Facebook billionaire, Mark Zuckerberg, founder and Chief Executive of Facebook was hauled over hot coals before the US Government to explain Facebook’s (alleged) breach of data privacy.
Zuckerberg was forced to answer questions about the use of personal data and whether Facebook breached its responsibility to keep this data protected. Questions have subsequently been raised about the regulation of the Silicon Valley big players like Facebook. The allegations consist of whether a partner company based in the UK, consulting firm Cambridge Analytica, harvested the data of 87 million Facebook users without a legitimate aim.
Breach in the UK
Cambridge Analytica reluctantly confirmed it used data from various public sources (including Facebook) to build a profile of voters during the 2016 American presidential election, which in turn was used to publish news and articles to influence voters.
This latest furore surrounding privacy and data protection coincides with the General Data Protection Regulations (GDPR) which come into force on 25 May 2018.
The GDPR will replace the Data Protection Act 1998 and seeks to provide individuals with more control on how their data is being managed and introduces significant fines and penalties for those organisations that breach the regulations.
What has been gleaned from Zuckerberg’s questioning in Washington is the attempt to mitigate what has happened by suggesting that mistakes are inevitable in the running of a business. The Facebook pioneer stated that ‘it is largely impossible to start a company and grow it to a scale without making some mistakes, specifically in relation to privacy’.
Whether this is a reasonable justification for any breach is certainly debatable but the new legislation framework goes some way to setting the scene of what is necessary for compliance in these very circumstances.
Are you GDPR compliant?
In view of the introduction of GDPR, businesses with employees need to have privacy at the forefront of their consideration. It will soon be a requirement for employers to ensure that any data that is held by them is in accordance with the provisions of GDPR.
Out with the old, in with the new
What the GDPR has introduced over and above the old data protection legislation is a principle of accountability. Employers have to evidence their compliance with the principles that protect individuals’ data and will be required to rely on the ‘legitimate reasons’ for processing employees’ personal information.
It is therefore recommended that contracts of employment and staff handbooks are reviewed to ensure that businesses are GDPR compliant.
Our briefing for HR professionals provides practical guidance on what steps you should take to ensure that you are GDPR compliant.
Privacy in a notice to employees

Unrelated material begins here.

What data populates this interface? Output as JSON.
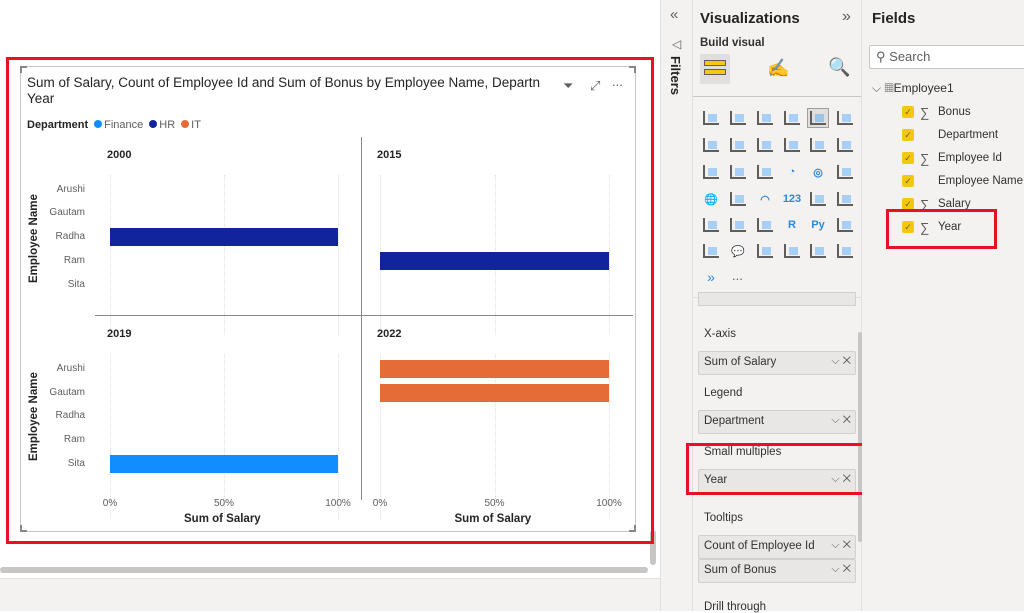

It is also necessary to have a comprehensive privacy notice issued to all employees, workers and consultants. This should set out the way in which the organisation will process any personal information. The privacy notice should be tailored specifically to the business and/or the type of work it carries out and after the employer has undertaken an audit.
During the audit, the employer should identify the following:
- All personal information which the business holds about employees and/or candidates and where it came from
- Ways in the information will be processed
- Identify how long the personal information will be retained for the purpose for which it is collected
- Identify any (third) parties to whom the personal information may be transferred including any international data transfers (relevant for international companies), even for the performance of payroll/benefit obligations
- Identify if there is any automated decision-making within HR processes, for example in recruitment (automated rejection and shortlisting sifting processes/psychometric testing/aptitude testing), and triggers for sickness absence or disciplinary action, attendance bonuses, shift and holiday rostering and employee monitoring
Countdown to GDPR
The clock is ticking in order for businesses to ensure that they are GDPR-ready. The fines that could be levied against organisations for failing to comply with their GDPR requirements have the potential to financially impact organisations. The financial penalties can be significant with up to 20 million Euros or 4% annual global turnover (whichever is higher) being levied.
The Information Commissioners’ Office (ICO) has issued GDPR guidance to assist businesses learn about the changes, as opposed to punishment in the first instance, to ensure that businesses don’t get it wrong. If they do, help is available to remedy any issues.